Hong Kong voters face dilemma with candidate bans
- Disqualification of poll hopefuls by both the government and the opposition may result in the local electorate having few people to choose from
You have to feel sorry for Lee Cheuk-yan. What wouldn’t the 61-year-old do to get back into the Legislative Council? The veteran unionist and former lawmaker scuffled with security guards and had to be forcibly removed, along with Labour Party comrade Lau Siu-lai, at a government briefing for next month’s by-election.
Even for street protester extraordinaire “Long Hair” Leung Kwok-hung, 62, the body-slamming days with the police are over. Lee usually prefers to shout slogans on stage rather than fight security staff.
But the guy owes Lau what is possibly his last chance to get back his cushy job in the Legislative Council. Lau wanted to make a stand at a meeting with the Electoral Affairs Commission, which earlier disqualified her from entering the West Kowloon by-election on November 25 for her alleged stance on self-determination and independence. The meeting was to provide guidelines on activities related to elections and arrangements for candidates and their agents.
The seat is vacant because Lau was earlier disqualified from Legco for failing to take a proper oath of office. The government seems determined to bar her from entering any election.

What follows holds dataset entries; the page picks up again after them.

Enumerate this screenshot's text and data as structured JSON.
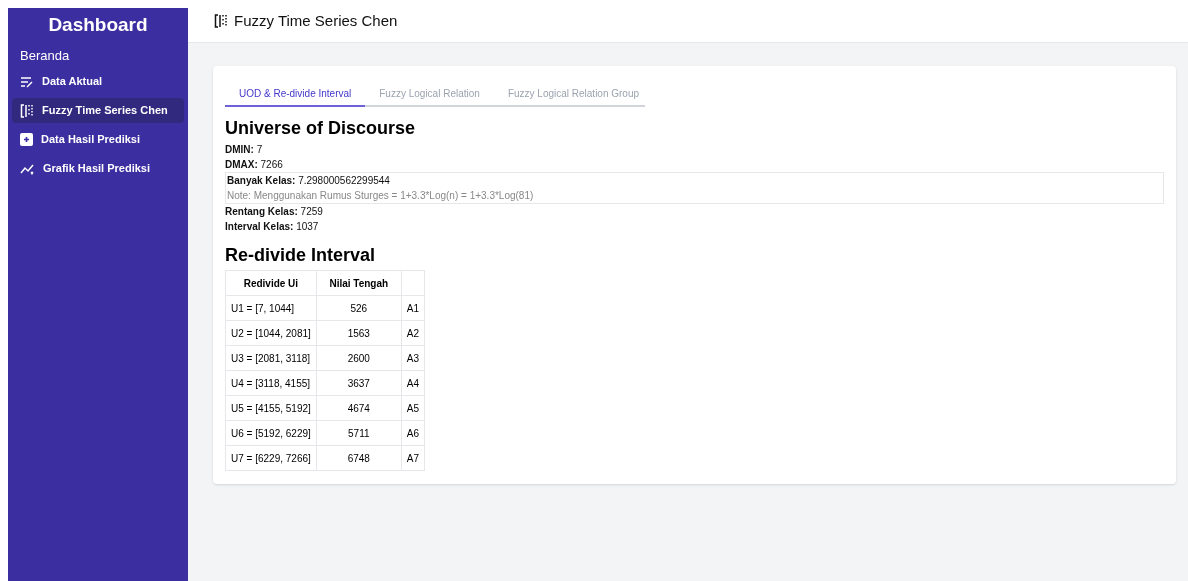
{
  "sidebar": {
    "title": "Dashboard",
    "section": "Beranda",
    "items": [
      {
        "label": "Data Aktual",
        "selected": false
      },
      {
        "label": "Fuzzy Time Series Chen",
        "selected": true
      },
      {
        "label": "Data Hasil Prediksi",
        "selected": false
      },
      {
        "label": "Grafik Hasil Prediksi",
        "selected": false
      }
    ]
  },
  "header": {
    "title": "Fuzzy Time Series Chen"
  },
  "tabs": [
    {
      "label": "UOD & Re-divide Interval",
      "selected": true
    },
    {
      "label": "Fuzzy Logical Relation",
      "selected": false
    },
    {
      "label": "Fuzzy Logical Relation Group",
      "selected": false
    }
  ],
  "uod": {
    "heading": "Universe of Discourse",
    "fields": [
      {
        "label": "DMIN:",
        "value": "7"
      },
      {
        "label": "DMAX:",
        "value": "7266"
      },
      {
        "label": "Banyak Kelas:",
        "value": "7.298000562299544",
        "note": "Note: Menggunakan Rumus Sturges = 1+3.3*Log(n) = 1+3.3*Log(81)"
      },
      {
        "label": "Rentang Kelas:",
        "value": "7259"
      },
      {
        "label": "Interval Kelas:",
        "value": "1037"
      }
    ]
  },
  "redivide": {
    "heading": "Re-divide Interval",
    "columns": [
      "Redivide Ui",
      "Nilai Tengah"
    ],
    "rows": [
      [
        "U1 = [7, 1044]",
        "526",
        "A1"
      ],
      [
        "U2 = [1044, 2081]",
        "1563",
        "A2"
      ],
      [
        "U3 = [2081, 3118]",
        "2600",
        "A3"
      ],
      [
        "U4 = [3118, 4155]",
        "3637",
        "A4"
      ],
      [
        "U5 = [4155, 5192]",
        "4674",
        "A5"
      ],
      [
        "U6 = [5192, 6229]",
        "5711",
        "A6"
      ],
      [
        "U7 = [6229, 7266]",
        "6748",
        "A7"
      ]
    ]
  }
}
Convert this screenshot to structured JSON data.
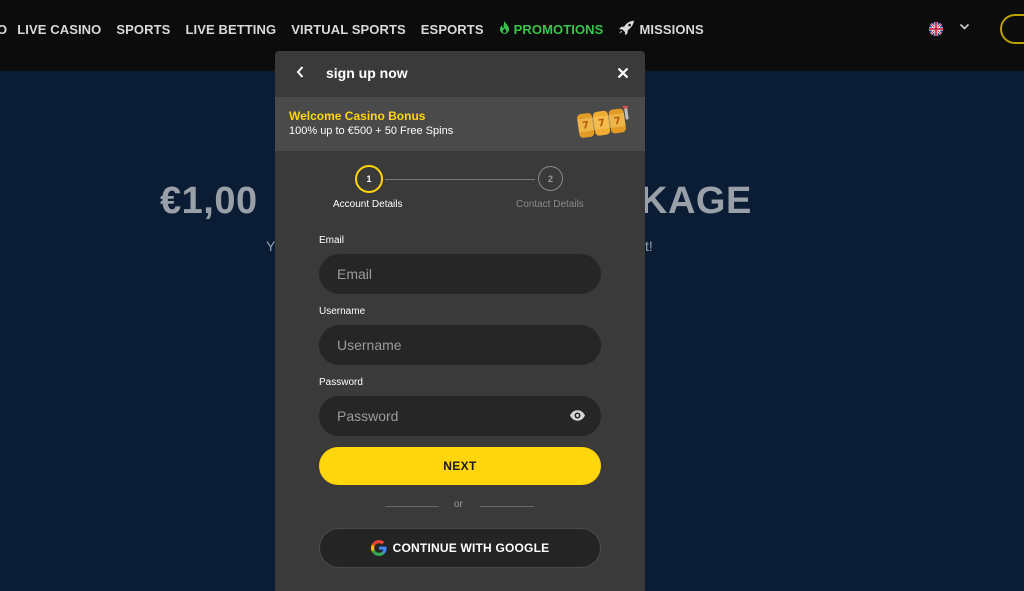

However, Rita Fan Hsu Lai-tai, a former member of the National People’s Congress Standing Committee, said the latest ban didn’t have to be permanent, whatever that means.
Lee could hardly fold his arms and look on at the meeting once Lau decided to gatecrash the meeting. But, of course, the government is not the only one disqualifying candidates. Pan-democratic elders can hardly get on their high horse and not look silly and hypocritical. After all, they have carried out their own version of disqualification against a former comrade, Frederick Fung Kin-kee, who will now enter the by-election as an independent.
Previously, the opposition said it was committed to running so-called primaries to preselect candidates for Legco elections. Somehow, operating like the “small circles” they so often denounce, its kingmakers decided among themselves to make Lee the “plan B” candidate if Lau was disqualified.
Once Fung pointed out the obvious unfairness and announced he would run without any party backing, the most extraordinarily vicious campaign of defamation, slander, criticism and back-stabbing was launched for months to discredit him.
The way things are going, the local electorate will have few viable candidates to choose from in future after rounds of “disqualification” by the government and the opposition.